Try this simple at-home ear irrigation:
- Combine equal parts of white vinegar, warm water and rubbing alcohol.
- Add few drops in each ear. Remember, it is drops. Do not use more than that.
- Leave the mixture in your ears for a few minutes to loosen the wax.
- Tilt your head to drain the liquid away. Use a cotton pad to absorb any remains.
Although it may seem too quick and simple, this method is super-efficient.
Remember, alcohol and vinegar may cause irritation and worsen the situation. Do not use this method too often. Apply it only when your ears need a good, thorough cleaning.
- Mineral oil

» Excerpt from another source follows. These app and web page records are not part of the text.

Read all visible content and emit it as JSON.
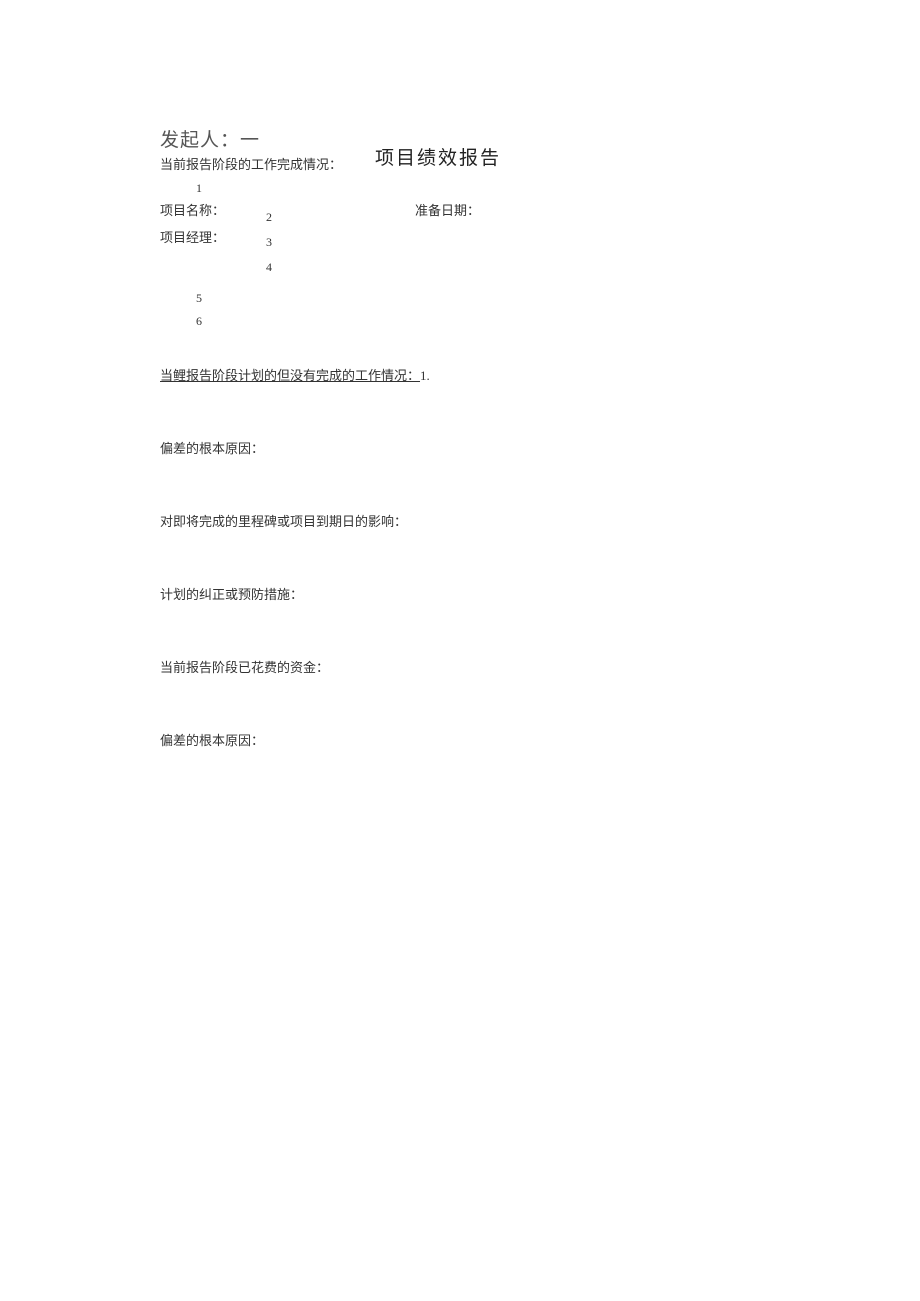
{
  "initiator_label": "发起人：一",
  "subtitle_completed": "当前报告阶段的工作完成情况：",
  "title": "项目绩效报告",
  "numbers": {
    "n1": "1",
    "n2": "2",
    "n3": "3",
    "n4": "4",
    "n5": "5",
    "n6": "6"
  },
  "project_name_label": "项目名称：",
  "prepare_date_label": "准备日期：",
  "project_manager_label": "项目经理：",
  "section_incomplete_underlined": "当鲤报告阶段计划的但没有完成的工作情况：",
  "section_incomplete_suffix": "1.",
  "section_root_cause": "偏差的根本原因：",
  "section_milestone_impact": "对即将完成的里程碑或项目到期日的影响：",
  "section_corrective": "计划的纠正或预防措施：",
  "section_funds_spent": "当前报告阶段已花费的资金：",
  "section_root_cause2": "偏差的根本原因："
}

Ear wax has lot of oil in it. Having this in mind, it is more than clear that mineral oil will clean the ears and remove excess wax. This method has almost no side effects.
All you need is warm oil, preferably room temperature oil. The heat will loosen the waxy oil, and the ear could drain it easily.
Note: Do not worry about potential irritation and dryness. Oils coat sensitive skin and protect it.
Add a few drops of mineral oil into each ear, and secure it with a cotton ball. Lay on the opposite side, meaning your covered ear should be on the top side. In this way the oil will loosen the wax. Turn over to treat your other ear. You should notice a good draining from the ear you already ‘oiled.’ Do not use baby oil, because it contains perfumes and scents, and these can cause severe irritations.
Lay on your side for 10-20 minutes. Do this method once a weak. That is just enough. However, keep in mind that this method does not work for stubborn blocks, but it sure is an awesome way to do regular ear cleaning.
Source: Bare Natural Truth